Some accidents are so severe that victims sustain long-term or permanent disability or disfigurement. These types of injuries frequently result in a long recovery process, possibly extending for the duration of a person’s life. If the injured person can no longer perform all of life’s functions for the long-term, then the injury may be considered “catastrophic,” as that term is defined by law. These types of injuries usually result in the victim’s inability to return to the same or similar line of work that they were in before the injury occurred.
Examples of Catastrophic Injuries
In determining whether an injury is “catastrophic,” insurance companies will look at the severity and duration of the injury, disfigurement, or disability. Common examples of catastrophic injuries include:
What Damages Could I Be Entitled To?

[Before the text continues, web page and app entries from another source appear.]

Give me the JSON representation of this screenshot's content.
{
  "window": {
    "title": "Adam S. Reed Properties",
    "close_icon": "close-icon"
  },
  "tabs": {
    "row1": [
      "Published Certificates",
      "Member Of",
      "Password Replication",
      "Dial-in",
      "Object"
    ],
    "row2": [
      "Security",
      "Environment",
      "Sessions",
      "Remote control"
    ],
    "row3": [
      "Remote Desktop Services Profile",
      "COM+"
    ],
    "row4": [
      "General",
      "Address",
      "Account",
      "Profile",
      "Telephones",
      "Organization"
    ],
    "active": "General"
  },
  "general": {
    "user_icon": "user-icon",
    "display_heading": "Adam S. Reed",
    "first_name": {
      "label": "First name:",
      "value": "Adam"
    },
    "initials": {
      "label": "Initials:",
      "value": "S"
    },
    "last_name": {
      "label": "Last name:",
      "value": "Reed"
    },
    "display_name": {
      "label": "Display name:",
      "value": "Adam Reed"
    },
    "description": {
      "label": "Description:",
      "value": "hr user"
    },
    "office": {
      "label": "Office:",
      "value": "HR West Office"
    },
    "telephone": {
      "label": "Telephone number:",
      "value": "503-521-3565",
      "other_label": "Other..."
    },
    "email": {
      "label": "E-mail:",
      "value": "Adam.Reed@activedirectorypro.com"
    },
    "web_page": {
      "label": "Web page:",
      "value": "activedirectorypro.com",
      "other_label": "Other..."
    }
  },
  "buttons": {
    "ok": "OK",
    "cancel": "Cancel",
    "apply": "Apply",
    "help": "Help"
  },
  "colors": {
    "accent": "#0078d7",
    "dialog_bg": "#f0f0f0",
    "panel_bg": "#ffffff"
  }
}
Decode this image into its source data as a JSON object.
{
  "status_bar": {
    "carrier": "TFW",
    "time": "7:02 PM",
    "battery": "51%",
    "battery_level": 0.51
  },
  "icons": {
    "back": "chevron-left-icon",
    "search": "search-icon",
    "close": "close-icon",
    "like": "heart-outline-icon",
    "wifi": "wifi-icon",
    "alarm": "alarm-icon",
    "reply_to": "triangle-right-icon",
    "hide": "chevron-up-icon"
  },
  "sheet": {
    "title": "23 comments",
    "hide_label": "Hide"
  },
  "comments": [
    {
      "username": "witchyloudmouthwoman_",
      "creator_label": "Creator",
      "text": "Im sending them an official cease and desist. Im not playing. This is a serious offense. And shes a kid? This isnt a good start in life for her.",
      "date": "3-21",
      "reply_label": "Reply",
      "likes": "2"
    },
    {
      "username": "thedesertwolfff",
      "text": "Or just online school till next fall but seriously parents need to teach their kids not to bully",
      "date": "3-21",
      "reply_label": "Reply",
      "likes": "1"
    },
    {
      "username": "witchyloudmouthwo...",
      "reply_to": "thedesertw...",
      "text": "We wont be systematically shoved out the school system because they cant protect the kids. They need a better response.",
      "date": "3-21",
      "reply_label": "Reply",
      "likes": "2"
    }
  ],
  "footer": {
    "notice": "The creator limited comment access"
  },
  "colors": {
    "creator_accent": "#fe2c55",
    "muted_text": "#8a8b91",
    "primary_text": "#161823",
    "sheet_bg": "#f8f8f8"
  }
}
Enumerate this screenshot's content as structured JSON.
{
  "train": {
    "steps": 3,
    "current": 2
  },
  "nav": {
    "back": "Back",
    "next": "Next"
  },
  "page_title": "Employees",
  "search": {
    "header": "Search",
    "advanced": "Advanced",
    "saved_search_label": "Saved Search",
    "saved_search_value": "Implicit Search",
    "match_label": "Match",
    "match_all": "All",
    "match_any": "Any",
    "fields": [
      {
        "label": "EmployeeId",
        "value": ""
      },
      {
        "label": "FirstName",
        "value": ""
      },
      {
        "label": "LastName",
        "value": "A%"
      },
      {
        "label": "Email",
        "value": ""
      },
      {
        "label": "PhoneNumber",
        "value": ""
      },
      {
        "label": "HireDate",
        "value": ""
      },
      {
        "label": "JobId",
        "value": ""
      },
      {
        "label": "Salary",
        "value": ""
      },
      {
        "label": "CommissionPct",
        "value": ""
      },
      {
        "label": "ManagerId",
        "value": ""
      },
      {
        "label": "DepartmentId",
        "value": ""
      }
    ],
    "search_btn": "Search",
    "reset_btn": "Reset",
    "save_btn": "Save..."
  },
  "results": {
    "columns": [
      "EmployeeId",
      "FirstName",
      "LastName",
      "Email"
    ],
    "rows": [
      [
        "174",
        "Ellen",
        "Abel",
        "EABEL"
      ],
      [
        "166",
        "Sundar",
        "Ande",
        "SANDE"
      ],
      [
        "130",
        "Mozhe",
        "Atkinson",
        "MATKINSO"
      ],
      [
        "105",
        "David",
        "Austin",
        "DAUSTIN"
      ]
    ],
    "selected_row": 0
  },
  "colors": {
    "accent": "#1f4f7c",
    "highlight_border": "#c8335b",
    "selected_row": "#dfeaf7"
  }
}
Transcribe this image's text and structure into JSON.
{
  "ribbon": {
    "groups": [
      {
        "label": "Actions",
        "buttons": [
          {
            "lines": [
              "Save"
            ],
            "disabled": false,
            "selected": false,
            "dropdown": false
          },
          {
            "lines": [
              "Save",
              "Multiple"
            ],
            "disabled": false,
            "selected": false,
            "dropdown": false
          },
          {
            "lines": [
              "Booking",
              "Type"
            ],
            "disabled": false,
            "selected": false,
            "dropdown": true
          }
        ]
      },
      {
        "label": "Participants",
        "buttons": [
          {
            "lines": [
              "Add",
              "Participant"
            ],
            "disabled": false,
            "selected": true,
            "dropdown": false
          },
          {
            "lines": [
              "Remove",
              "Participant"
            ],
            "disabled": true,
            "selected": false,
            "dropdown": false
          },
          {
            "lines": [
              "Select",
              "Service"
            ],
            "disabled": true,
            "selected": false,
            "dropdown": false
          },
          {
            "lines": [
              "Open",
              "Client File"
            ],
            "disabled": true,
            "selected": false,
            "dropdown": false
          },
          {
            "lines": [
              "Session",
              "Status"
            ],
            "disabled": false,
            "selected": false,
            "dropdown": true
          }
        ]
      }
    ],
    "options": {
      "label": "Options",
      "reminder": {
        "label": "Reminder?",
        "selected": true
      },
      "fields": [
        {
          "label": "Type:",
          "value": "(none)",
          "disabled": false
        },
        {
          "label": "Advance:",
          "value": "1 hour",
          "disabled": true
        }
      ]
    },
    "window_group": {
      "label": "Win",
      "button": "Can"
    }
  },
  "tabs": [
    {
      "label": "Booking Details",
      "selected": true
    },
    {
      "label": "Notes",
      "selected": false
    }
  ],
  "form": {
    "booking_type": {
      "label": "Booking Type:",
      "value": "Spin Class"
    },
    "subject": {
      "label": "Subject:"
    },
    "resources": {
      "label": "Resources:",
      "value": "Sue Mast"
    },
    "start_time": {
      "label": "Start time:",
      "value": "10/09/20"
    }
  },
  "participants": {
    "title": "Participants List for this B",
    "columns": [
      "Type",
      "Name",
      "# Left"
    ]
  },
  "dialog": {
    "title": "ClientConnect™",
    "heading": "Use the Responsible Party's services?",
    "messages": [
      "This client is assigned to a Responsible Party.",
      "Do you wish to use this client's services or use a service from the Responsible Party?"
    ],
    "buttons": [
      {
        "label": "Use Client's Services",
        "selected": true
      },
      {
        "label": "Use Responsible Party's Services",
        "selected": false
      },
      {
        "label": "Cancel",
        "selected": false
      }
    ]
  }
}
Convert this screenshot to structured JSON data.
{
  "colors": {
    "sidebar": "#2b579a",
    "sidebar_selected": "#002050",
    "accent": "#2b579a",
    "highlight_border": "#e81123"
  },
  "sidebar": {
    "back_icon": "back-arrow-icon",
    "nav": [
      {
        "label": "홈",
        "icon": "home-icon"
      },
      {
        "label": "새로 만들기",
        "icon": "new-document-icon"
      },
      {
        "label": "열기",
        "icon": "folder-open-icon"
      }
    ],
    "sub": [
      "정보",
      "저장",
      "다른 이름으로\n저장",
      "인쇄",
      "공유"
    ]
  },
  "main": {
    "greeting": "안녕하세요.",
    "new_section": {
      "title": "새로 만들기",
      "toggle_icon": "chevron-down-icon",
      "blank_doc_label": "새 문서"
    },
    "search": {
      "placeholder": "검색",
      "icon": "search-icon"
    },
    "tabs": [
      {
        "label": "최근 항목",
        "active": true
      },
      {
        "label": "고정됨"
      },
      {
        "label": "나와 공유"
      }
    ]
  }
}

After a catastrophic injury, if a person, business, organization, or entity is found liable, they can be required to pay damages that “make the plaintiff whole again.” This means that plaintiffs who are able to prove that their injury was the result of negligence, recklessness, or intentional conduct can receive enough money to pay for all expenses incurred as a result of their injury, including damages for pain and suffering, loss of quality of life, emotional damages, loss of family, social and education experiences, and more.
Ascertaining the extent of damages in a catastrophic injury case can be very complicated. These types of cases should be handled by a lawyer with significant experience litigating these types of matters because it can be difficult to project the true costs of an injury over a person’s lifetime. Costs can fluctuate as new research, development, and treatments change over time. At Davis & Brusca, LLC, we work with qualified medical experts to ensure that we have a grasp on the true cost of our clients’ injuries over a lifetime.
Depending on what state you are in, there may be a cap on “non-economic” damages such as pain and suffering and loss of enjoyment. Some states place a cap on punitive damages. However, many of these caps contain exceptions for severe catastrophic injuries and a defendant’s intentional conduct.
When insurance companies are facing a claim, they use a formula to determine how much compensation the case is “worth.” Although an insurance company’s goal is always to pay out as little as possible, the quantified worth of a claim is usually a moving target during settlement negotiations. The first part of the formula requires a calculation of “medical special damages,” or simply “specials.” These include the actual total medical expenses related to the injury. Next, they will attempt to quantify “general damages,” including pain and suffering, emotional damages, and damages for permanent disability. General damages are usually a multiplier of special damages, of between one and a half to five times the amount of the special damages. Then, the adjuster will add any income you have lost as a result of your injuries.
Whenever someone’s negligence results in a catastrophic injury, the injured victim may be entitled to compensation for losses relating to the accident. If you are in search of a personal injury law firm in New Jersey, contact our personal injury lawyers in Princeton at Davis & Brusca, LLC today at 609-786-2540 or contact us online. We have the experience needed to ascertain the full extent of your losses, and to hold the responsible parties accountable.